:: Problem description ::
Once more, print the records exactly as given.
──────── Material provided ────────
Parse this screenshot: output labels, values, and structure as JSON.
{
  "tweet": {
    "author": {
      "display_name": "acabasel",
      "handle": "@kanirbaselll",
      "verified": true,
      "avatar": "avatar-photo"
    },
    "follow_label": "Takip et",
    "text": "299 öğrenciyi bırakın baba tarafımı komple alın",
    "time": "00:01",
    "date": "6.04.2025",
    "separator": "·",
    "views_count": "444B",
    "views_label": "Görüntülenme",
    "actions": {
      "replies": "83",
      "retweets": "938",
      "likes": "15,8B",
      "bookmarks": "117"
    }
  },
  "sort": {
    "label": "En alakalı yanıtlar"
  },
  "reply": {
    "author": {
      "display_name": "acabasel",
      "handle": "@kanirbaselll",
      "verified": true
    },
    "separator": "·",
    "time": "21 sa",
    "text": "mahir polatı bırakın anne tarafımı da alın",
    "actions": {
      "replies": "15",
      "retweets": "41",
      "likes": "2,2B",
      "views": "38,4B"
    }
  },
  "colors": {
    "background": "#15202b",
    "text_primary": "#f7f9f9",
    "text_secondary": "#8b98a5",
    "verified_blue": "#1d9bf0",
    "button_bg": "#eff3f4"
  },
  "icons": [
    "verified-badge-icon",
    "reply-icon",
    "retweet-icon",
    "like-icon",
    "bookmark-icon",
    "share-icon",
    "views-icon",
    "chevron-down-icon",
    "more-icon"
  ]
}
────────
:: Output of the task ::
Parse this screenshot: output labels, values, and structure as JSON.
{
  "tweet": {
    "author": {
      "display_name": "acabasel",
      "handle": "@kanirbaselll",
      "verified": true,
      "avatar": "avatar-photo"
    },
    "follow_label": "Takip et",
    "text": "299 öğrenciyi bırakın baba tarafımı komple alın",
    "time": "00:01",
    "date": "6.04.2025",
    "separator": "·",
    "views_count": "444B",
    "views_label": "Görüntülenme",
    "actions": {
      "replies": "83",
      "retweets": "938",
      "likes": "15,8B",
      "bookmarks": "117"
    }
  },
  "sort": {
    "label": "En alakalı yanıtlar"
  },
  "reply": {
    "author": {
      "display_name": "acabasel",
      "handle": "@kanirbaselll",
      "verified": true
    },
    "separator": "·",
    "time": "21 sa",
    "text": "mahir polatı bırakın anne tarafımı da alın",
    "actions": {
      "replies": "15",
      "retweets": "41",
      "likes": "2,2B",
      "views": "38,4B"
    }
  },
  "colors": {
    "background": "#15202b",
    "text_primary": "#f7f9f9",
    "text_secondary": "#8b98a5",
    "verified_blue": "#1d9bf0",
    "button_bg": "#eff3f4"
  },
  "icons": [
    "verified-badge-icon",
    "reply-icon",
    "retweet-icon",
    "like-icon",
    "bookmark-icon",
    "share-icon",
    "views-icon",
    "chevron-down-icon",
    "more-icon"
  ]
}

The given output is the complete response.